* _BRIEF_
Please copy out every line in the records below that includes the word "time".

* _MATERIAL FOR THIS EXERCISE_
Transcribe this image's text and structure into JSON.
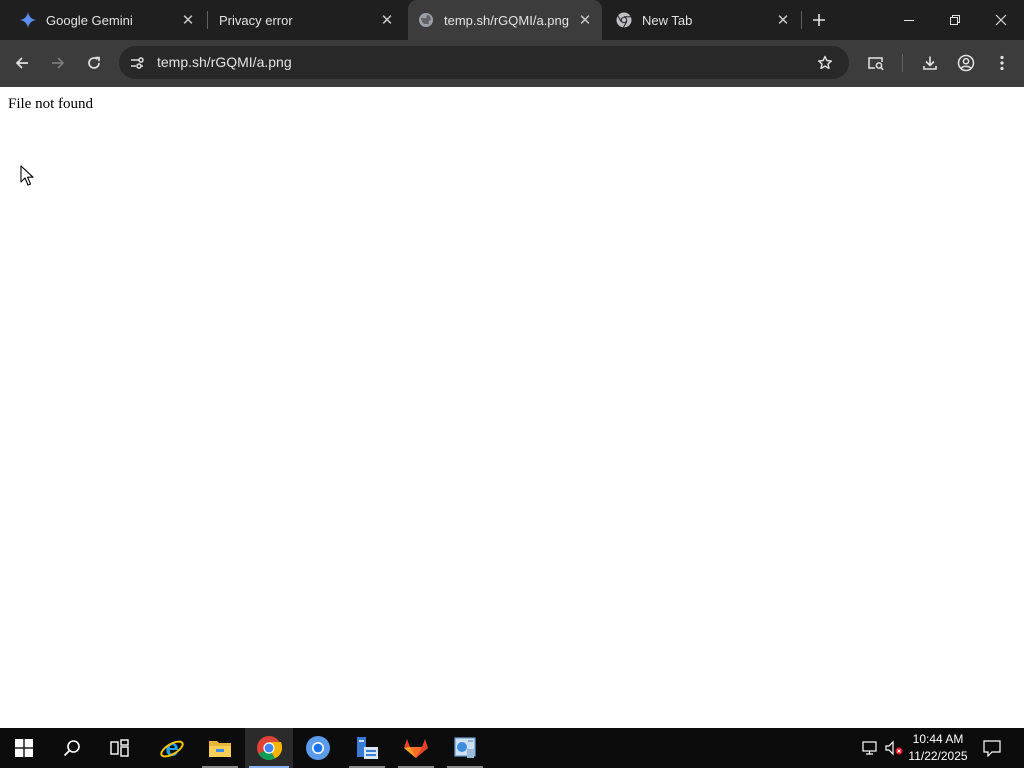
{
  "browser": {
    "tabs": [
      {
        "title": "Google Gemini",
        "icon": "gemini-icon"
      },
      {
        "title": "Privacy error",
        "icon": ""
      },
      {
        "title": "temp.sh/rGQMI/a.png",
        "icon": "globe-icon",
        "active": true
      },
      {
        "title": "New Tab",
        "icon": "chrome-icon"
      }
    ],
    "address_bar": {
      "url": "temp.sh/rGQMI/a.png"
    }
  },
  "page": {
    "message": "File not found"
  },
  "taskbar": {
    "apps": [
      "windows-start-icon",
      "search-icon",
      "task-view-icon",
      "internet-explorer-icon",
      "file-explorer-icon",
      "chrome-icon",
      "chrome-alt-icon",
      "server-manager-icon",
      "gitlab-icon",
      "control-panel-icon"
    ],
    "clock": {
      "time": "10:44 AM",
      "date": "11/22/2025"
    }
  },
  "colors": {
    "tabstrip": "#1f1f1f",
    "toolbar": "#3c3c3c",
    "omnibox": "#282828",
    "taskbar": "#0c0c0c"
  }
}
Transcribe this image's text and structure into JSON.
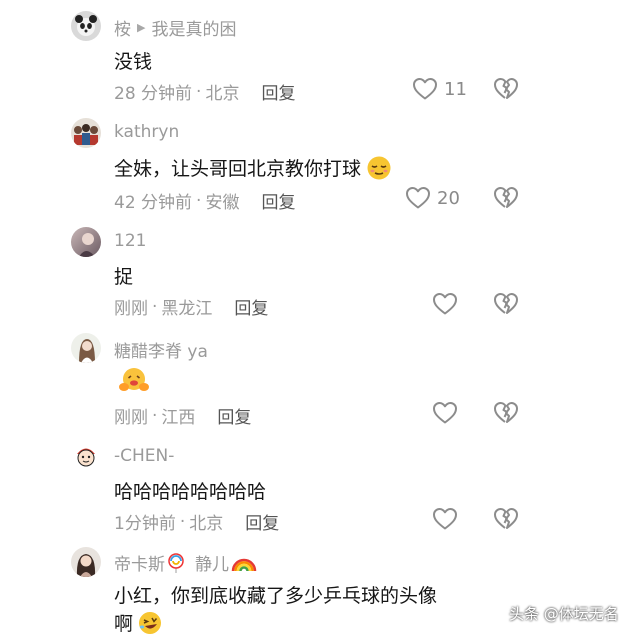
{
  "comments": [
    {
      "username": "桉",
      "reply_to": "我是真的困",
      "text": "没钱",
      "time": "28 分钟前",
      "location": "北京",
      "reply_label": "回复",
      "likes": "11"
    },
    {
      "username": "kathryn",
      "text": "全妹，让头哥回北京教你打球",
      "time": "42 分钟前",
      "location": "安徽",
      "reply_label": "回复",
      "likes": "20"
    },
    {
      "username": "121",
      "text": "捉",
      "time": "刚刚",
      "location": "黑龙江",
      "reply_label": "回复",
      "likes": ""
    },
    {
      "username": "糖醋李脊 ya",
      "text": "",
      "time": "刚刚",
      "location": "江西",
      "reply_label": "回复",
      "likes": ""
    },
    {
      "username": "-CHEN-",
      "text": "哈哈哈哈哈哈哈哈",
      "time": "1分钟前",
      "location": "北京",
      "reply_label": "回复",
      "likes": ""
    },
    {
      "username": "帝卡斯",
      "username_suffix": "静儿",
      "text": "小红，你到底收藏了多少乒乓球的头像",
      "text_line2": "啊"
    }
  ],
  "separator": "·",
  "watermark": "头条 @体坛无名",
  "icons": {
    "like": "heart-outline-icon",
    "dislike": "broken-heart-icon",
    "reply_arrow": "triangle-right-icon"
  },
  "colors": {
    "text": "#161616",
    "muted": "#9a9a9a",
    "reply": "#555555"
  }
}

* _YOUR SOLUTION_
      "time": "10:44 AM",
      "time": "28 分钟前",
      "time": "42 分钟前",
      "time": "刚刚",
      "time": "刚刚",
      "time": "1分钟前",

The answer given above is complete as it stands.